For further information about the internship, please visit our website at https://nzchinasociety.org.nz or contact Dave Bromwich at [email protected] or 06 877 9930. Applications are due by January 20, 2013. Please advertise this to anyone you think might be interested.
CHINESE NEW YEAR BANQUET 2013: The Eastern Cuisine in Richmond is booked for our wonderful Chinese New Year Banquet on Sunday 10 February. Put this date in your diary now and we will look forward to seeing you there for another delightful evening of food and fun.
The Golden Hour
– Aukje Both & Ferry van Mansum
When you go to China you know that, apart from you and other foreign tourists, there will be around 1.3 billion Chinese in the country. So you have to expect queues and crowds and few quiet places, especially during holidays. Tourism is a part of China that is under development. Areas of natural beauty and those of cultural or historic importance are all given a rating, with AAAAA spots being the best and therefore the busiest. Wide approach roads, spanned by huge colourful Chinese gates, lead to enormous car parks where tour buses unload their passengers who will follow the flag of their portable microphone-wearing tour guide. Once past the ticket checkpoint, soothing music coming from artificial rocks will lead you to an electric buggy that will take you the last few hundred metres to your destination.
The trick to avoid the crowds is to walk the last bit if it is not too far, even though hustling English-speaking tour guides might tell you that you will not be able to find the entrance yourself. Then go at your own pace, turn a few corners and you might find yourself almost alone, taking in the sights. Going to one of the less famous places will also guarantee you a more private holiday experience. Avoiding Chinese holiday season is another way to ensure you can take photos without the ever-posing Chinese tourist in front of the attraction. Getting to a place early does not always work because Chinese are early risers.
A much better chance for some peace, space and quiet is to visit places at the “golden hour”, the time that most Chinese prefer to spend with their eyes closed. Lunch is at 12 sharp, and immediately after that, until about two o’clock, life slows down for the Chinese. If they are not at home, anything will do as a place to take a nap. In shops you see staff on make-shift beds in the back, or slumped over the counter, using their arms as a pillow, no doubt the most junior amongst them the unlucky one to attend to the few that do not need, or want, to take a time-out in the middle of the day.

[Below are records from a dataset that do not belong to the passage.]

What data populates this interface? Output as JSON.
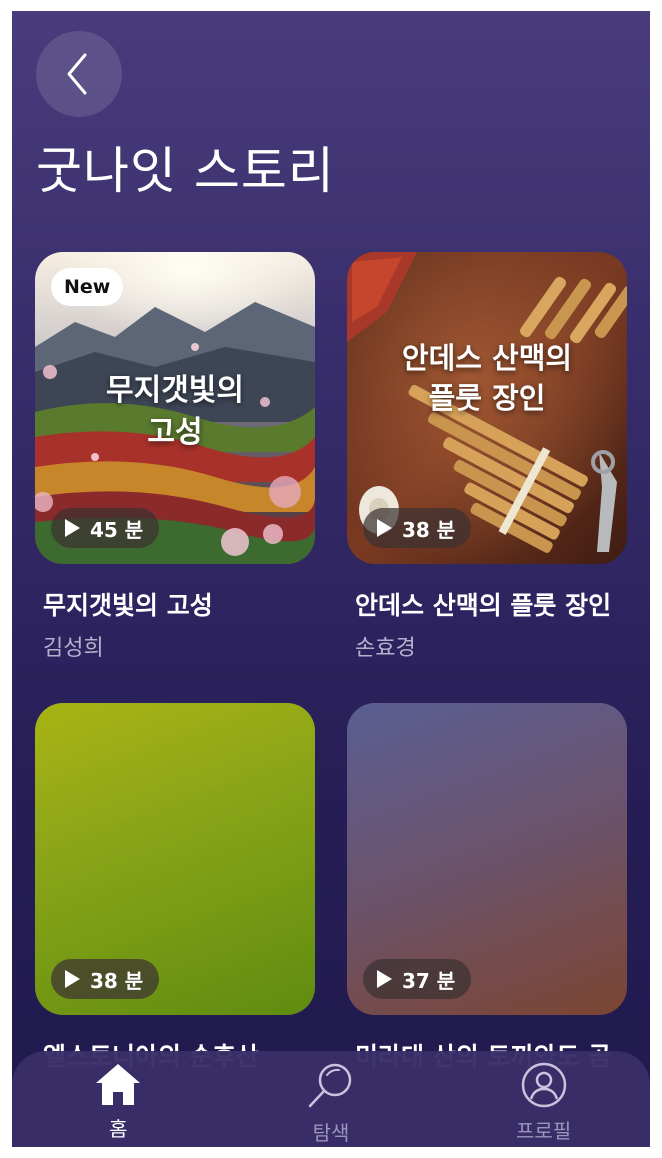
{
  "header": {
    "title": "굿나잇 스토리"
  },
  "stories": [
    {
      "badge": "New",
      "cover_text": [
        "무지갯빛의",
        "고성"
      ],
      "duration": "45 분",
      "title": "무지갯빛의 고성",
      "author": "김성희"
    },
    {
      "badge": "",
      "cover_text": [
        "안데스 산맥의",
        "플룻 장인"
      ],
      "duration": "38 분",
      "title": "안데스 산맥의 플룻 장인",
      "author": "손효경"
    },
    {
      "duration": "38 분",
      "title": "엘스토니아의 순후산"
    },
    {
      "duration": "37 분",
      "title": "미라대 산의 토끼와도 곰"
    }
  ],
  "tabbar": {
    "items": [
      {
        "label": "홈",
        "icon": "home-icon",
        "active": true
      },
      {
        "label": "탐색",
        "icon": "search-icon",
        "active": false
      },
      {
        "label": "프로필",
        "icon": "profile-icon",
        "active": false
      }
    ]
  },
  "colors": {
    "background_top": "#4a3c7c",
    "background_bottom": "#201a4d",
    "tab_active": "#ffffff",
    "tab_inactive": "#9c95ba"
  }
}
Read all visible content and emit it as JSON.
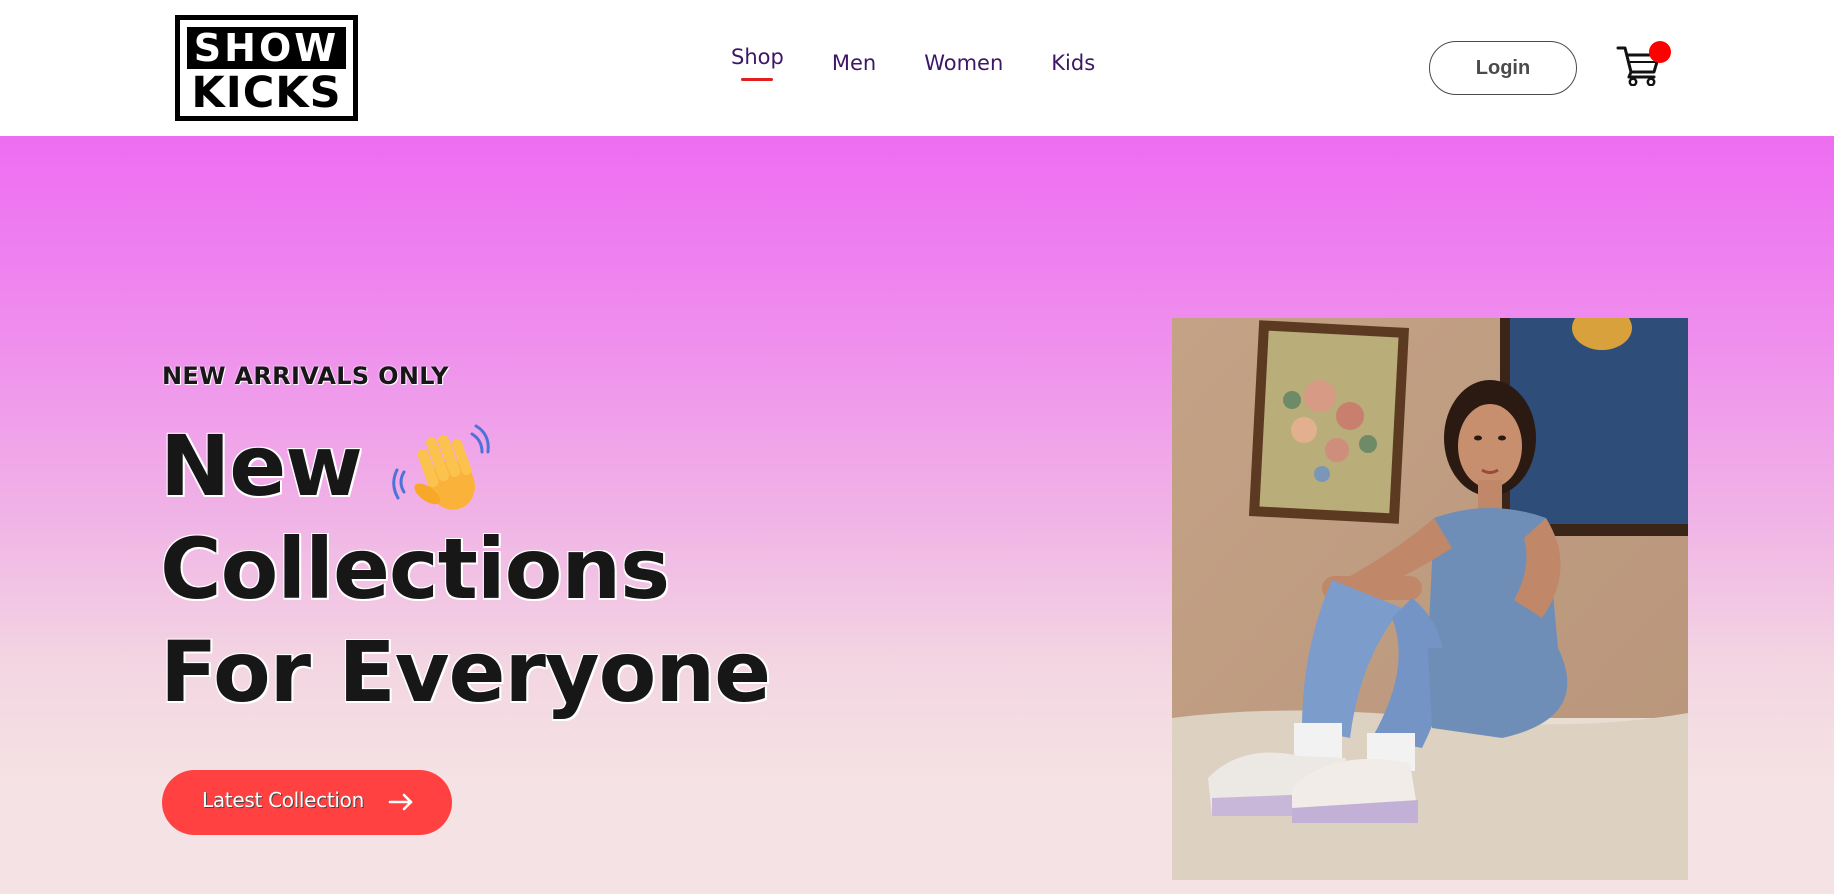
{
  "brand": {
    "logo_top": "SHOW",
    "logo_bottom": "KICKS"
  },
  "nav": {
    "items": [
      {
        "label": "Shop",
        "active": true
      },
      {
        "label": "Men"
      },
      {
        "label": "Women"
      },
      {
        "label": "Kids"
      }
    ],
    "active_underline_color": "#e0201f",
    "text_color": "#3d1766"
  },
  "header": {
    "login_label": "Login",
    "cart_icon": "cart-icon",
    "cart_badge_color": "#ff0000"
  },
  "hero": {
    "tagline": "NEW ARRIVALS ONLY",
    "headline_lines": [
      "New",
      "Collections",
      "For Everyone"
    ],
    "emoji_icon": "waving-hand-icon",
    "cta_label": "Latest Collection",
    "cta_icon": "arrow-right-icon",
    "cta_color": "#ff4141",
    "gradient_top": "#ee6df2",
    "gradient_bottom": "#f5e2e4"
  }
}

Restaurant staff curl up on the chairs under the tables after the last customers have finished their lunch and it is hard to find a bench in the park in Summer without someone stretched out on it.
The afternoon nap: our students do it, our Chinese colleagues do it, truck drivers and even policemen in the street do it. It seems we are just about the only people in China who still don’t and it is hard to explain why this is not a custom in New Zealand or Europe. “How can you concentrate on your study, or work in the afternoon, if you don’t sleep for an hour or so after lunch?” is a question we are often asked.
Of course we don’t have a two and a half hour lunch break and we want our classes to be over shortly after three o’clock but, even so, we think there are few students back home who would list “sleeping” as one of the things they do in their leisure-time, unless it is sleeping in late in the weekend or holidays. However, in a lesson we taught around free-time last week, many of our Chinese students ranked it as one of their favourite “activities” and all agreed that this is what most Chinese people like to “ do”.
So, if you are in China and really like to be active, in the real sense of the word, eat before twelve, or well after, and plan your sight-seeing or shopping during those golden hours.